Hitachi Zosen Corporationhas announced that it received an order today from a major Chinese manufacturer of large marine diesel engines, Dalian Marine Diesel Co., Ltd., for two units of a high-pressureselective catalytic reduction (SCR) system. This represents the first commercial order for exhaust gas removal equipment compliant with Tier III nitrogen oxide (NOx) emission standards* taking effect in January 2016 by one of Japan’s leading manufacturers of large marine diesel engines. Project outline The...
Oil’s methane emissions higher than feared
Global methane emissions from oil production between 1980 and 2012 were far higher than previously thought – in some cases, as much as double the amount previously estimated, according to a new scientific study The reason for the discrepancy is simple. The author of the study − which also includes emissions of another gas, ethane − says it is the first to take into account different production management systems and geological conditions around the world. Lena Höglund-Isaksson, senior...
China Issues Five-year Plan on Saving Energy, Cutting Emissions

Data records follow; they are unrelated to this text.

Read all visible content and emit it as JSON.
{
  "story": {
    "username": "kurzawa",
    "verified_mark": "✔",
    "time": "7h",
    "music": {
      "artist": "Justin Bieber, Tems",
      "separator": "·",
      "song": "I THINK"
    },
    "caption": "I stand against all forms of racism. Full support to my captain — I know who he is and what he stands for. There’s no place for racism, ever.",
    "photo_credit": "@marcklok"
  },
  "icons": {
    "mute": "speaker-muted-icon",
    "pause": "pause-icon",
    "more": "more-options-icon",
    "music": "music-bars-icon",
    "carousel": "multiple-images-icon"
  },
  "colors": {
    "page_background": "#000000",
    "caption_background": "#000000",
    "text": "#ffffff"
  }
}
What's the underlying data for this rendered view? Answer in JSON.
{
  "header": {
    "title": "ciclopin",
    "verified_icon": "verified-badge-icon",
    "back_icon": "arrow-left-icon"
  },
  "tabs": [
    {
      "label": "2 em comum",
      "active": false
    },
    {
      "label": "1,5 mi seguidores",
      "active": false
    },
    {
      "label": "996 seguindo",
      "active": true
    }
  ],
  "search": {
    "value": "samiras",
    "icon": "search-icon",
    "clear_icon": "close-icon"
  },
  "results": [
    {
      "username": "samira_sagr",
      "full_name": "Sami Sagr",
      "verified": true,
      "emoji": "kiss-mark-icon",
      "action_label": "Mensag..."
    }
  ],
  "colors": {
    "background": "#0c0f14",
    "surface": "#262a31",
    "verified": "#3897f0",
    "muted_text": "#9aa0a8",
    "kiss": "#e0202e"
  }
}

The State Council, China`s cabinet, issued on Thursday a comprehensive plan on energy conservation and emission reductions for the 2016-2020 period. The plan listed 11 detailed measures to push forward China`s energy-saving and emission-reduction work, including reducing the coal consumption rate, promoting energy consumption in key areas, intensifying pollutant emission control, developing the circular economy, improving technological support, increasing financial policy support and enhancing management. Accordi...
Nuclear Retirements Could Lead to Significant Increases in Short- and Long-Term Carbon Emissions, According to Brattle Economists
A whitepaper by Brattle economists finds that the vulnerability of some U.S. nuclear power plants to premature retirement could create a major threat to the attainment of carbon dioxide (CO2) reduction. According to the Brattle analysis, the retirement of a 1,000 megawatt nuclear plant could increase CO2 emissions in the range of 4.1 to 6.7 million tons per year, or 0.52-0.84 tons per megawatt hour (MWh) of nuclear generation lost, depending on the region in which the nuclear retirement occurs. The Brattle...
Software and Hardware Upgrades Could Cut Global CO2 Emissions from Coal and Gas Power Plants by One Billion Metric Tons
GE today released a new analysis of global power plants, which found that carbon dioxide (CO2) emissions from the world's fleet of coal and gas plants can be reduced by 10 percent -- the equivalent of removing 95 percent of cars off U.S. roads -- when existing hardware and software solutions are fully applied. The analysis is the first to quantify the emission reductions of using existing technologies to upgrade the global fleet of coal and gas-based power plants. "The technology to make coal and gas more...